▸ **Exercise prompt**:
Copy out the data below. Leave nothing out and alter nothing.

Dataset rows for apps and sites:
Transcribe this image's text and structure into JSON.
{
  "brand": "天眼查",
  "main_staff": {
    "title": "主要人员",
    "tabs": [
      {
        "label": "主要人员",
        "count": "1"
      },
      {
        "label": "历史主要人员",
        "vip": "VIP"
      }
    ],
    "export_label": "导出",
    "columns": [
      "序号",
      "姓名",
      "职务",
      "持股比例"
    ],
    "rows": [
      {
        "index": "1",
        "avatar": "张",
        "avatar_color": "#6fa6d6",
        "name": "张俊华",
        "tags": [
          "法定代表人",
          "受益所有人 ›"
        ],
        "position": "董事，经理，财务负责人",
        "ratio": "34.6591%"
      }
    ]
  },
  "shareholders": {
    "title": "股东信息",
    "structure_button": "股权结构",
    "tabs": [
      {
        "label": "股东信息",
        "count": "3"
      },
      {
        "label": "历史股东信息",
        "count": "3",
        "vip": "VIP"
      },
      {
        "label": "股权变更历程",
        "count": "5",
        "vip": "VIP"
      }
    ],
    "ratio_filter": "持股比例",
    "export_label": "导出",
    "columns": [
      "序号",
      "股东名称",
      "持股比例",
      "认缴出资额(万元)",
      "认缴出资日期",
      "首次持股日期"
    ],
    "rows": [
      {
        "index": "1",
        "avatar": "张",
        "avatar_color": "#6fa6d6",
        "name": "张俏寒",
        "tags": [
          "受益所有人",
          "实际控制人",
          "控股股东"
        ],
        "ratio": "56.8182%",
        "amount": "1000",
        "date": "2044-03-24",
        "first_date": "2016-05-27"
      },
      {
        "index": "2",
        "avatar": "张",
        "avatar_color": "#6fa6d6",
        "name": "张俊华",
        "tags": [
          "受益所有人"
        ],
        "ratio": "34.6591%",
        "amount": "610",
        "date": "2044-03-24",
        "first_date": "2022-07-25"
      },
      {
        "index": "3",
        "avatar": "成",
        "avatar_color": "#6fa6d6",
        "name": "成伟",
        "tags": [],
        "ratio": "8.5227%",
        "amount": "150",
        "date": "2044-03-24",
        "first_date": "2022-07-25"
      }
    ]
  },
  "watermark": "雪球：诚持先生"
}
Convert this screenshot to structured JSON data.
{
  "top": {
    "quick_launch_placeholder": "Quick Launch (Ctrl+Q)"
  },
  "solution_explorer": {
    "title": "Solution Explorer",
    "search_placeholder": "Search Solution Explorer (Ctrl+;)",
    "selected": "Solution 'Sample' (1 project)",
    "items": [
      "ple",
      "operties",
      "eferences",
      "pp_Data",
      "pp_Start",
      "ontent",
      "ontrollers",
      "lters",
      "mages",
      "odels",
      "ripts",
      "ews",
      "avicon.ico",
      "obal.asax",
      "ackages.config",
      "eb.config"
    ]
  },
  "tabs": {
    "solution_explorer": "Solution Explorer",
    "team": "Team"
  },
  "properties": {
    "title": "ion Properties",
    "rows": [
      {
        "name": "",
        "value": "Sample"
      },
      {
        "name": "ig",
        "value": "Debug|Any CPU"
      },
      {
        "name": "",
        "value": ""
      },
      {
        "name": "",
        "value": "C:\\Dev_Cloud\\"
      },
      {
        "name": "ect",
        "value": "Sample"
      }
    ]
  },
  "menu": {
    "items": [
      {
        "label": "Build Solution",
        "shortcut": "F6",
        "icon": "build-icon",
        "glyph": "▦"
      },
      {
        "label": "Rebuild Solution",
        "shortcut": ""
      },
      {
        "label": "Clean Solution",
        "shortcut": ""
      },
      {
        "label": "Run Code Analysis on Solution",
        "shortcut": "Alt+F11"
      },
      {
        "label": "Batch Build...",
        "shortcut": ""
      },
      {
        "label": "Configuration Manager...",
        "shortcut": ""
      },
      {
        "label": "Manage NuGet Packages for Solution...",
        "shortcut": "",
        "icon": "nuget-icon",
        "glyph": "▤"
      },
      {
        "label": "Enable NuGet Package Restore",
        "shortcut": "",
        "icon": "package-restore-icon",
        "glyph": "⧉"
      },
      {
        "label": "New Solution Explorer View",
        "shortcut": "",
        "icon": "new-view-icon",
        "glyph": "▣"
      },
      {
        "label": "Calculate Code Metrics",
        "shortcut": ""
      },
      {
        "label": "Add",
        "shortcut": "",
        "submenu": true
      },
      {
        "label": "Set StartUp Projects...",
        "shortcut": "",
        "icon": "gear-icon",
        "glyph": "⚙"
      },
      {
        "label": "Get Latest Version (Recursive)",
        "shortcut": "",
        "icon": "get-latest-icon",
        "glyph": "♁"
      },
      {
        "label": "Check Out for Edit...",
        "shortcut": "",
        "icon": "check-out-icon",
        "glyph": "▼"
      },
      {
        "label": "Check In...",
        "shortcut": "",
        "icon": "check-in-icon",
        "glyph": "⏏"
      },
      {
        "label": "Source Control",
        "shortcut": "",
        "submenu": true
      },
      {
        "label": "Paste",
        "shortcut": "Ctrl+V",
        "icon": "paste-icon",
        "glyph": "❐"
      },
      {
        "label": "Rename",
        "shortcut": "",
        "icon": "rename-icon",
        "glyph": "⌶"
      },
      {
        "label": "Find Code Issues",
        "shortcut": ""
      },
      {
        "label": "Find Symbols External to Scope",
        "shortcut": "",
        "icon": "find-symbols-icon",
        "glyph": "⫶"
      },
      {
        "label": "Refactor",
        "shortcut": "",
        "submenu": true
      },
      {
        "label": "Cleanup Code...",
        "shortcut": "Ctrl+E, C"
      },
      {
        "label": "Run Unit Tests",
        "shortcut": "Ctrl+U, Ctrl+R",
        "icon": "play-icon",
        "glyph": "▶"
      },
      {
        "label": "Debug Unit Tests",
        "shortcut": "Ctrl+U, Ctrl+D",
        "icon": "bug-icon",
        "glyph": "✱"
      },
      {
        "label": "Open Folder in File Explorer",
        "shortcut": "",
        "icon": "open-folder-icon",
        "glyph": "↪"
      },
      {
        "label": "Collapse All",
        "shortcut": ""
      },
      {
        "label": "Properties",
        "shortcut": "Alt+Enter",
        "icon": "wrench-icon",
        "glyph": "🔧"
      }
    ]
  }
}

▸ **Output for this task**:
Transcribe this image's text and structure into JSON.
{
  "brand": "天眼查",
  "main_staff": {
    "title": "主要人员",
    "tabs": [
      {
        "label": "主要人员",
        "count": "1"
      },
      {
        "label": "历史主要人员",
        "vip": "VIP"
      }
    ],
    "export_label": "导出",
    "columns": [
      "序号",
      "姓名",
      "职务",
      "持股比例"
    ],
    "rows": [
      {
        "index": "1",
        "avatar": "张",
        "avatar_color": "#6fa6d6",
        "name": "张俊华",
        "tags": [
          "法定代表人",
          "受益所有人 ›"
        ],
        "position": "董事，经理，财务负责人",
        "ratio": "34.6591%"
      }
    ]
  },
  "shareholders": {
    "title": "股东信息",
    "structure_button": "股权结构",
    "tabs": [
      {
        "label": "股东信息",
        "count": "3"
      },
      {
        "label": "历史股东信息",
        "count": "3",
        "vip": "VIP"
      },
      {
        "label": "股权变更历程",
        "count": "5",
        "vip": "VIP"
      }
    ],
    "ratio_filter": "持股比例",
    "export_label": "导出",
    "columns": [
      "序号",
      "股东名称",
      "持股比例",
      "认缴出资额(万元)",
      "认缴出资日期",
      "首次持股日期"
    ],
    "rows": [
      {
        "index": "1",
        "avatar": "张",
        "avatar_color": "#6fa6d6",
        "name": "张俏寒",
        "tags": [
          "受益所有人",
          "实际控制人",
          "控股股东"
        ],
        "ratio": "56.8182%",
        "amount": "1000",
        "date": "2044-03-24",
        "first_date": "2016-05-27"
      },
      {
        "index": "2",
        "avatar": "张",
        "avatar_color": "#6fa6d6",
        "name": "张俊华",
        "tags": [
          "受益所有人"
        ],
        "ratio": "34.6591%",
        "amount": "610",
        "date": "2044-03-24",
        "first_date": "2022-07-25"
      },
      {
        "index": "3",
        "avatar": "成",
        "avatar_color": "#6fa6d6",
        "name": "成伟",
        "tags": [],
        "ratio": "8.5227%",
        "amount": "150",
        "date": "2044-03-24",
        "first_date": "2022-07-25"
      }
    ]
  },
  "watermark": "雪球：诚持先生"
}
Convert this screenshot to structured JSON data.
{
  "top": {
    "quick_launch_placeholder": "Quick Launch (Ctrl+Q)"
  },
  "solution_explorer": {
    "title": "Solution Explorer",
    "search_placeholder": "Search Solution Explorer (Ctrl+;)",
    "selected": "Solution 'Sample' (1 project)",
    "items": [
      "ple",
      "operties",
      "eferences",
      "pp_Data",
      "pp_Start",
      "ontent",
      "ontrollers",
      "lters",
      "mages",
      "odels",
      "ripts",
      "ews",
      "avicon.ico",
      "obal.asax",
      "ackages.config",
      "eb.config"
    ]
  },
  "tabs": {
    "solution_explorer": "Solution Explorer",
    "team": "Team"
  },
  "properties": {
    "title": "ion Properties",
    "rows": [
      {
        "name": "",
        "value": "Sample"
      },
      {
        "name": "ig",
        "value": "Debug|Any CPU"
      },
      {
        "name": "",
        "value": ""
      },
      {
        "name": "",
        "value": "C:\\Dev_Cloud\\"
      },
      {
        "name": "ect",
        "value": "Sample"
      }
    ]
  },
  "menu": {
    "items": [
      {
        "label": "Build Solution",
        "shortcut": "F6",
        "icon": "build-icon",
        "glyph": "▦"
      },
      {
        "label": "Rebuild Solution",
        "shortcut": ""
      },
      {
        "label": "Clean Solution",
        "shortcut": ""
      },
      {
        "label": "Run Code Analysis on Solution",
        "shortcut": "Alt+F11"
      },
      {
        "label": "Batch Build...",
        "shortcut": ""
      },
      {
        "label": "Configuration Manager...",
        "shortcut": ""
      },
      {
        "label": "Manage NuGet Packages for Solution...",
        "shortcut": "",
        "icon": "nuget-icon",
        "glyph": "▤"
      },
      {
        "label": "Enable NuGet Package Restore",
        "shortcut": "",
        "icon": "package-restore-icon",
        "glyph": "⧉"
      },
      {
        "label": "New Solution Explorer View",
        "shortcut": "",
        "icon": "new-view-icon",
        "glyph": "▣"
      },
      {
        "label": "Calculate Code Metrics",
        "shortcut": ""
      },
      {
        "label": "Add",
        "shortcut": "",
        "submenu": true
      },
      {
        "label": "Set StartUp Projects...",
        "shortcut": "",
        "icon": "gear-icon",
        "glyph": "⚙"
      },
      {
        "label": "Get Latest Version (Recursive)",
        "shortcut": "",
        "icon": "get-latest-icon",
        "glyph": "♁"
      },
      {
        "label": "Check Out for Edit...",
        "shortcut": "",
        "icon": "check-out-icon",
        "glyph": "▼"
      },
      {
        "label": "Check In...",
        "shortcut": "",
        "icon": "check-in-icon",
        "glyph": "⏏"
      },
      {
        "label": "Source Control",
        "shortcut": "",
        "submenu": true
      },
      {
        "label": "Paste",
        "shortcut": "Ctrl+V",
        "icon": "paste-icon",
        "glyph": "❐"
      },
      {
        "label": "Rename",
        "shortcut": "",
        "icon": "rename-icon",
        "glyph": "⌶"
      },
      {
        "label": "Find Code Issues",
        "shortcut": ""
      },
      {
        "label": "Find Symbols External to Scope",
        "shortcut": "",
        "icon": "find-symbols-icon",
        "glyph": "⫶"
      },
      {
        "label": "Refactor",
        "shortcut": "",
        "submenu": true
      },
      {
        "label": "Cleanup Code...",
        "shortcut": "Ctrl+E, C"
      },
      {
        "label": "Run Unit Tests",
        "shortcut": "Ctrl+U, Ctrl+R",
        "icon": "play-icon",
        "glyph": "▶"
      },
      {
        "label": "Debug Unit Tests",
        "shortcut": "Ctrl+U, Ctrl+D",
        "icon": "bug-icon",
        "glyph": "✱"
      },
      {
        "label": "Open Folder in File Explorer",
        "shortcut": "",
        "icon": "open-folder-icon",
        "glyph": "↪"
      },
      {
        "label": "Collapse All",
        "shortcut": ""
      },
      {
        "label": "Properties",
        "shortcut": "Alt+Enter",
        "icon": "wrench-icon",
        "glyph": "🔧"
      }
    ]
  }
}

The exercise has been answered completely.